(WHAT THIS TASK INVOLVES):
Some lines in the entries contain the word "colonias". Copy all of them.
※ ※ ※
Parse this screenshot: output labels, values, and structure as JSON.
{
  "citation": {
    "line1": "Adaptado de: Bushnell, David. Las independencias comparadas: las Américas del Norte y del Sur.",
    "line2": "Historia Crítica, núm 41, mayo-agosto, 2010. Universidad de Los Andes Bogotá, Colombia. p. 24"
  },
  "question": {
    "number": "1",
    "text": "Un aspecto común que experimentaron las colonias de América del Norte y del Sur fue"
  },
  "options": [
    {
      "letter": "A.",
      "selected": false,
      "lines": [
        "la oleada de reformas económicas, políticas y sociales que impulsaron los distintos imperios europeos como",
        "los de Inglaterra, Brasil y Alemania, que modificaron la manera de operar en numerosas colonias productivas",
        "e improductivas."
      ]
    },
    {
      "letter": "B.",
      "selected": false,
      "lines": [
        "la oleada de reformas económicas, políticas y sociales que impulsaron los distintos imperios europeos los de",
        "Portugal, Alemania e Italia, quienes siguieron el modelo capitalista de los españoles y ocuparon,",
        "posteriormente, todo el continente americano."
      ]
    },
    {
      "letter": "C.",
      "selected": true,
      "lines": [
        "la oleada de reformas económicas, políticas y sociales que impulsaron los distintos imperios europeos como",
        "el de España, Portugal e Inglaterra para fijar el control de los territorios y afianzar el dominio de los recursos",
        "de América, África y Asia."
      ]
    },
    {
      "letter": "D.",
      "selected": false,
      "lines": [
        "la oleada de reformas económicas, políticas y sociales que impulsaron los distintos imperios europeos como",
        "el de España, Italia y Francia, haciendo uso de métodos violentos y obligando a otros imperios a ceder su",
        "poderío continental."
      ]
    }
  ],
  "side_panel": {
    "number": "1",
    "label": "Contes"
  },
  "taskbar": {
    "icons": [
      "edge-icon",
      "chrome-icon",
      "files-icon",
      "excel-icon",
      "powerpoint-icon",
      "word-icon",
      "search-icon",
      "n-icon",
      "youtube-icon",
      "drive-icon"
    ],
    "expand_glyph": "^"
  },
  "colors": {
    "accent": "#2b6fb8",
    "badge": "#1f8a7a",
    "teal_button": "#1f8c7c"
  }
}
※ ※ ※
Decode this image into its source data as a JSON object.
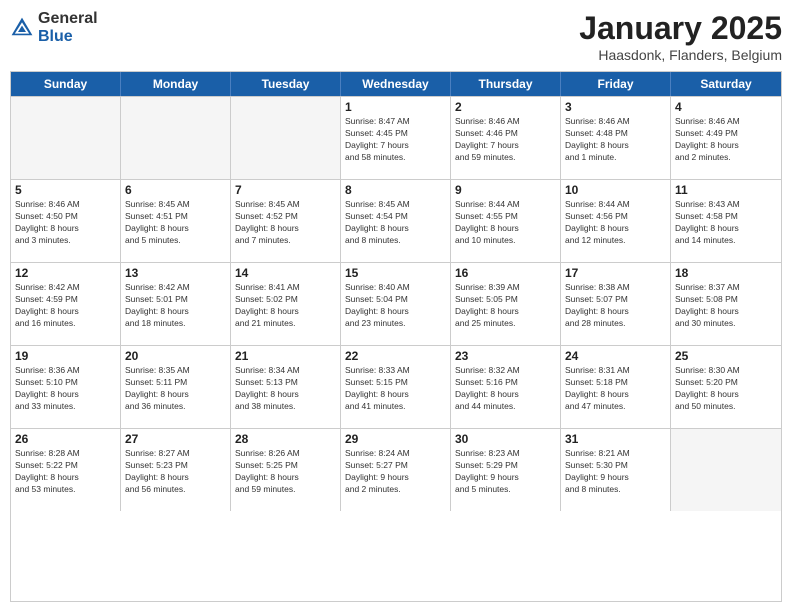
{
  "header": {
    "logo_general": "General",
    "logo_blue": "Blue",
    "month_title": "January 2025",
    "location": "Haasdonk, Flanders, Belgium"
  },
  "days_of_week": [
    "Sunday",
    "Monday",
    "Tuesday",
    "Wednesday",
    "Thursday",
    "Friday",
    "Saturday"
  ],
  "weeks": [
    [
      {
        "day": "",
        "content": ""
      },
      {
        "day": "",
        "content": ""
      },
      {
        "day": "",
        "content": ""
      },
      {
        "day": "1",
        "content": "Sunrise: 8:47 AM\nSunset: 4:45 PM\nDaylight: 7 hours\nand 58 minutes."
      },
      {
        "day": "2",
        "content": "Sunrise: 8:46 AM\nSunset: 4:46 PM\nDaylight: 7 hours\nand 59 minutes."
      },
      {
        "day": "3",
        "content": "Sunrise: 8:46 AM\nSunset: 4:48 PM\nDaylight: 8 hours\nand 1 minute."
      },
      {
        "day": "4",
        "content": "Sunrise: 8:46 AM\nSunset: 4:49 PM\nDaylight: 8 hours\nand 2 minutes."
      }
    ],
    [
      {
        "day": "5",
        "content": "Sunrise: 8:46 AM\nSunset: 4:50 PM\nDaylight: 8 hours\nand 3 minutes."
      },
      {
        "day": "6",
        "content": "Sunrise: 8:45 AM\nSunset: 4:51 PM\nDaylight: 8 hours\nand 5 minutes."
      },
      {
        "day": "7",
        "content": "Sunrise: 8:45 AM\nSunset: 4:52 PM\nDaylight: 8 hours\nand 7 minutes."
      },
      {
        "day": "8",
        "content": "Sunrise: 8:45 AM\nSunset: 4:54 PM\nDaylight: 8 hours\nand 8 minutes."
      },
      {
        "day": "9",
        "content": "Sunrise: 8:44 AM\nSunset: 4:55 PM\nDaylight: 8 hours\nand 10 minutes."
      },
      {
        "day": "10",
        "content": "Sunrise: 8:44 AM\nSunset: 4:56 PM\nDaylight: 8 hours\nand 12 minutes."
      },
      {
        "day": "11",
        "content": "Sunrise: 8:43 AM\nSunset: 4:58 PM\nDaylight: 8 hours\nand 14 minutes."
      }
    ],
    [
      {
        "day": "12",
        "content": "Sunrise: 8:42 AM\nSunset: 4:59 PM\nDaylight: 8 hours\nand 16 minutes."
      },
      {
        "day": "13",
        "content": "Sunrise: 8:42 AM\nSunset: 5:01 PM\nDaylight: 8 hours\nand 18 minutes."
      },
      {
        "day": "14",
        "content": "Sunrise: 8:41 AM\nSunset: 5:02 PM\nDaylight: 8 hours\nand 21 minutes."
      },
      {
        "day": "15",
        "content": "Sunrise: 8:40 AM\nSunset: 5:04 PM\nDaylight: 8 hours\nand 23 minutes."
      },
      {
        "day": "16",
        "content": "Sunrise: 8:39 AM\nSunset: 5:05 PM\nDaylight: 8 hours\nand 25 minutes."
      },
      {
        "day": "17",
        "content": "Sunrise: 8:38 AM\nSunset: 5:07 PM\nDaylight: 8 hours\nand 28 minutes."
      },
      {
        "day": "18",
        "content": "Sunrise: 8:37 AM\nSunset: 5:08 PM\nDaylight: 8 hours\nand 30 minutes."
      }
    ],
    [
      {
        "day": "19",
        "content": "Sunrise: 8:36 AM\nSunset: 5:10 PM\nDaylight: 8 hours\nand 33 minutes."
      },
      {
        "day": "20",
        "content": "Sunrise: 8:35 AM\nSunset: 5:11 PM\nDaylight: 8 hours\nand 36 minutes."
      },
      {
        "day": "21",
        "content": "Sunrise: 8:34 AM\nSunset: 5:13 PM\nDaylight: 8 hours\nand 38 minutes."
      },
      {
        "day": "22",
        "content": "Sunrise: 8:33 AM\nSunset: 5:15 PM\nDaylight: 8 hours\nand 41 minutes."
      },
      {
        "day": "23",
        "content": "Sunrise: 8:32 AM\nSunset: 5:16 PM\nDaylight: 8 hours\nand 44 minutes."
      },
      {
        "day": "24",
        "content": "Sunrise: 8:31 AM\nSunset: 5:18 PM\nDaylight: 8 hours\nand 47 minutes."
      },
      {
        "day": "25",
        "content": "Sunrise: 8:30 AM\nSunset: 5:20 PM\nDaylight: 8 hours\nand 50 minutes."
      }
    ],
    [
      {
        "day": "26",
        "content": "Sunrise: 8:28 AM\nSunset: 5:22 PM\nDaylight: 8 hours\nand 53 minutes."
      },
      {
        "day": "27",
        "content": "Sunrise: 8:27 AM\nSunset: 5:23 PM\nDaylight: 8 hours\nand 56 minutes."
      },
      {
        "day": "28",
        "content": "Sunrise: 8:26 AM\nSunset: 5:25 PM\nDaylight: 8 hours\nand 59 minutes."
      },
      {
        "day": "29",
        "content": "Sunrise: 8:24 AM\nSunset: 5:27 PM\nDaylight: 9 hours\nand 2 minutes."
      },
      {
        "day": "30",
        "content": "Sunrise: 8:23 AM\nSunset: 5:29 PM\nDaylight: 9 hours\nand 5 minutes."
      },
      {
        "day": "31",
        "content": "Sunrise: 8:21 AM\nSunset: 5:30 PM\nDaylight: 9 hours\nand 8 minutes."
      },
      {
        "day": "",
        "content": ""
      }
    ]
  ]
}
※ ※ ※
(OUTPUT):
    "text": "Un aspecto común que experimentaron las colonias de América del Norte y del Sur fue"
        "los de Inglaterra, Brasil y Alemania, que modificaron la manera de operar en numerosas colonias productivas",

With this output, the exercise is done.